(b) between members, past members or deceased members and the Society, its committee or any official of the society; or
(c) between the society or its committee and any registered society;
It shall be referred to the Commissioner.
It is clear from the above sub-section of section 80 of the Co-operative Societies Act that where there is a dispute between members of a society on one part and the society and / or its officials or management committee as would be the matter in the instant case it is mandatory that the dispute has to be referred to the Commissioner for Co-operatives Development. In paragraph 5 of the plaint and in two affidavits of Peter Ndungu Kimani the plaintiffs claim that they are all members of the 1st defendant society and have attached to those documents photostat copies of share certificates and receipts issued to them allegedly by the 1st defendant. The first defendant however denies this and in his affidavits of 9th February and 29th March 1989 the Chairman of the 1st defendant it is claimed that the share certificates and the numbers the plaintiffs claimed to have been issued to them, were all fraudulently procured and without the authority of the 1st defendant. The membership of the plaintiffs in the first defendant is itself in dispute in this case. The question is, does the court have jurisdiction to determine this?
The by-laws of the first defendant were not produced by the parties in this case to assist this court to decide this question. However reading part (IV) of the Co-operative Societies Act (Cap 490) and especially sections 14, 16 and 18 it becomes very clear that the determination of a party as a member of a co-operative society is the province of the Commissioner for Co-operative Commissioner. In any event if there is a dispute as to whether a party is a member of a co operative society and the co-operative society disputes that the matter becomes a dispute within the provision of section 80(1) of the Co-operative Societies Act and consequently the matter has to be referred to the Commissioner.

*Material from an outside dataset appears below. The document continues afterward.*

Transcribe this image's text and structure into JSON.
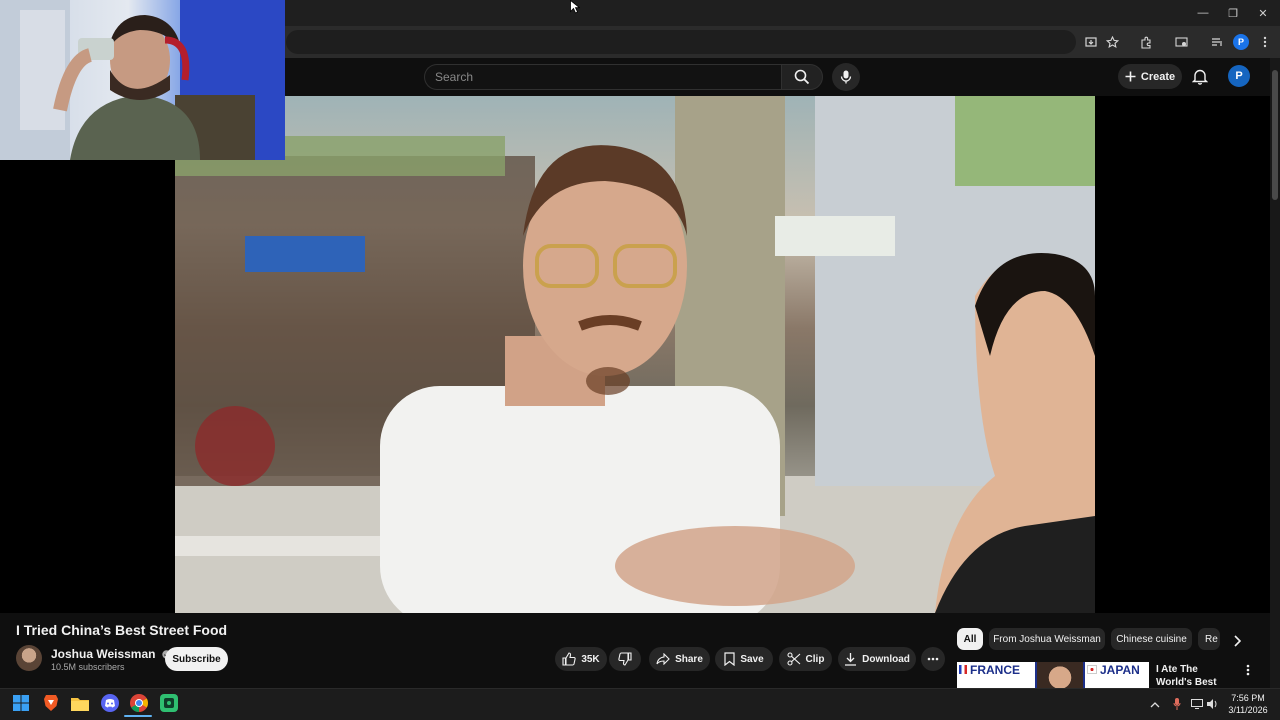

I therefore find that the dispute between the parties in this case relating to the question as to whether or not the plaintiffs are members of the 1st defendant is not a matter which this court has jurisdiction to determine.
The next ground submitted by Mr Mwaura that the matter in issue in this case does not concern the business of the 1st defendant co-operative society as laid down in section 80 of the said Act. It is true that the dispute in this case appears to be over plots in Karanjee farm allegedly bought by the 1st defendant and had agreed to allocate each member one such plot. This dispute does not seem on the face of it to relate to pyrethrum which may be the main activities of the 1st defendant. Subsection 2 of section 80 of the said Act provides:-
“A claim by a registered society for a debt or demand due to it from a member or past member or from the nominee or personal representative of a deceased member whether such debt or demand is admitted or not is a dispute for the purpose of this section.”
In the case of Gatanga Coffee Growers vs Gitau  EA 361 the respondent sued the appellant society of which he was a member for money due to him in respect of coffee sold by him to the appellant. The appellant pleaded that the court had no jurisdiction to try the case but he was overruled by the resident magistrate. The appellant appealed to the High Court, and the case was heard by Simpson J (as he then was) and Harris J.
The court held that the business of the society was not confined to the Internal management of the society but it covers every activity of the society permitted by the by-laws and the rules.
In this instant case the 1st defendant society bought Karanjee farm and presumably had jurisdiction to subdivide it and allocate the resultant plots to its members. If a dispute arises then such a dispute is within the provisions of section 80 of the Act. In my view the issues in this case are disputes within section 80 of the said Act and this court has no jurisdiction. It is also noted from a document filed by Peter N Kimani that the disputes in this case have been adjudicated upon by an arbitrator. If this is so the same should have been filed in court for purposes of execution.
Dated and Delivered at Nairobi this 4th July4, 1989,